"And those perceptions are formed within the first 120 days of employment," he says, starting with the all-important day one.
1. Don't delegate the "meet and greet"
A new employee's immediate manager or supervisor should be the one who welcomes them and shows them around when they arrive on day one, says Sork, Managing Director of Sork HC.
It is easy for a busy manager to think, "OK, I'll shoot them off to the centralised induction and then I can get on with doing the job that I'm meant to be doing," Sork says.
But welcoming a new worker is not a task that should be rushed or delegated. In fact, those first weeks and months are the time when the manager needs to focus the most time on their new employee.
"It's going to be more pain and stress for the manager during that time, but the investment that they make will pay off in enhancing attachment, reducing the risk of attrition and increasing discretionary effort and performance," he says.
2. Introduce them to Senior Leaders
Introducing a new employee to senior leaders early on should also be a priority.
All too often, employees turn up and senior leaders are "a shape that walks by, and you get told who they are after they've passed", Sork says.
But senior leaders should be aware that someone new is starting, and make an effort to introduce themselves to the individual.
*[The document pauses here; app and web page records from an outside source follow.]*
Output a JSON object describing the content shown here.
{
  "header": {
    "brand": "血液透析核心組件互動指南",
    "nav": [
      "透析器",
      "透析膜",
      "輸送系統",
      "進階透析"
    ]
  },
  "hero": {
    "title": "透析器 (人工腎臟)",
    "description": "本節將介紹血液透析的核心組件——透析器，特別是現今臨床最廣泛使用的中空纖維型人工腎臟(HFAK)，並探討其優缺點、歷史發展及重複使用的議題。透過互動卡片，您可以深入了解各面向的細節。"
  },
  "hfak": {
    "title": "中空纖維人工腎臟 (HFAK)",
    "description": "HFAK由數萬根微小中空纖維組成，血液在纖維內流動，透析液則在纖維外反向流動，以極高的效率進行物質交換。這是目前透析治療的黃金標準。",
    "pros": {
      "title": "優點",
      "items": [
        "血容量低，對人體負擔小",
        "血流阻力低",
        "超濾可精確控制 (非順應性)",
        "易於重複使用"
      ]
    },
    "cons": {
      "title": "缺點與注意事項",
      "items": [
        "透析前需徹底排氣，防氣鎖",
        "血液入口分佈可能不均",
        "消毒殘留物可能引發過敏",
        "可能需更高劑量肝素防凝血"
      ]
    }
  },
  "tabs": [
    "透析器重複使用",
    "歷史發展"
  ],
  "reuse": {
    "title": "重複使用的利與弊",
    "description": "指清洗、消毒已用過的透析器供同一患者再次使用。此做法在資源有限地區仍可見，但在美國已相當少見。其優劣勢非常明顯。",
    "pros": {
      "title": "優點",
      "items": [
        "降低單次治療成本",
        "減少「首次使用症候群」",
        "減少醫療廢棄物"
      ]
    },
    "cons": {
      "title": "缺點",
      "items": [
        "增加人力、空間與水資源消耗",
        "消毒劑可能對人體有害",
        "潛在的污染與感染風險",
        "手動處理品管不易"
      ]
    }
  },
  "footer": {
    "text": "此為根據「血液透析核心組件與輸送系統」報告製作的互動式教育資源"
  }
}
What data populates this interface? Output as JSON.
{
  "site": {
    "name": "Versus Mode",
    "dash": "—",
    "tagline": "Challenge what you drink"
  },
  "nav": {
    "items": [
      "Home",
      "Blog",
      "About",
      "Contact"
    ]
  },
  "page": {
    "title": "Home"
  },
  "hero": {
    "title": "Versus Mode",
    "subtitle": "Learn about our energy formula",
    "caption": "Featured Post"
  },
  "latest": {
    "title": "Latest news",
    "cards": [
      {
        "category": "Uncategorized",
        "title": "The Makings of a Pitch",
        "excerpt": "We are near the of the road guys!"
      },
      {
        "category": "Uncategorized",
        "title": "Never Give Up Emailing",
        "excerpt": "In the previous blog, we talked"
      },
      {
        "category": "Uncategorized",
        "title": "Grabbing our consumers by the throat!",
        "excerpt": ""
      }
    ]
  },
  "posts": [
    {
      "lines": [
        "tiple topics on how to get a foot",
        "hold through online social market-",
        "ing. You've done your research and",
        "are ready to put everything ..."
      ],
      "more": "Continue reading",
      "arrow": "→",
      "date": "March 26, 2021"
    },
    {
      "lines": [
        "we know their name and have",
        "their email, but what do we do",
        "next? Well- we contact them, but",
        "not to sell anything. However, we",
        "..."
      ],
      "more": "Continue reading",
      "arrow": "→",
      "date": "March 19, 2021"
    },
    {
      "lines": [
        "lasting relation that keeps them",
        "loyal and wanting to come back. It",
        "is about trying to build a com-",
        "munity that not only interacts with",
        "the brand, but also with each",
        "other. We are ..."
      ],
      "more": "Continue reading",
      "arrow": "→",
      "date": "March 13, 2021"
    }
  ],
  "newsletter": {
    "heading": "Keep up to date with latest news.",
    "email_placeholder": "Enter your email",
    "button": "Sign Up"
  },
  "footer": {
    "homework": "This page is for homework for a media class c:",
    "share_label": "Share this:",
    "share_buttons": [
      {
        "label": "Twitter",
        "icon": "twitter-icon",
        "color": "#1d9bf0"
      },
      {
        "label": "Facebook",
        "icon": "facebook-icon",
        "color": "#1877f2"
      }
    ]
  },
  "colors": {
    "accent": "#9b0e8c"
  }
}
Even a brief introduction shows workers it is not just their manager, but the organisation that cares about them, he says.
3. Deliver on your promises
Following through on terms and conditions that were agreed during the recruitment process is also vital, Sork says.
"If you said they were going to get a new mobile phone, then make sure they've got a new mobile phone," and if you said it was going to be "new", make sure it really is.
"Otherwise you start to erode the trust perception and that's not a good thing to happen on day one," he warns.
4. Give them some space
Basic physical orientation, including knowing where bathrooms and lunch rooms are, is another day-one must. Providing the worker with some personal space is particularly important.
"That could be a locker... it could be a desk, it could be a room, but they need to have ownership of some personal space from day one. Otherwise what you have is someone who feels displaced, so they don't actually feel like they've got a base to go back to, or somewhere to store some personal effects."
5. Enable access and prioritise safety
A new employee's ability to get in and out of the building "under their own steam" - without having to rely on someone else - is also vital.
And personal safety is "one of those deal breakers", Sork says.
"If the perception is that my organisation doesn't care about my personal safety, then that really starts to erode that perception of trust and security."
However, employers often think, "we'll get to that" because it is covered in a centralised induction. "That may not happen for a couple of months... It's actually very important to do those things up front," Sork says.
6. Lay out a plan for the coming days
Providing the worker with a sense of what they will be doing the following day, and in days to come, can help them to develop and meet reasonable expectations.
Give them milestones or expected learning outcomes as well, Sork says.
7. Allow them to contribute
"Another really important thing is that on day one an individual needs to feel that they are a contributing member of the new social structure," he says.
"Something as simple as teaching them the phone system [could] become a really important part of an individual feeling they can actually contribute to the team."
However, a new employee should not be lumped with the jobs nobody else wants just because they are new. "You want to ensure the individual has a clear experience of the types of duties and responsibilities... they have agreed to take on in accepting the role."
8. Don't make comparisons
Comparing a worker to their predecessor is another all-too-common mistake, Sork says.
"Acknowledge the good work [their predecessor] did... but get excited about the new way this new member is going to make the role their own," he says.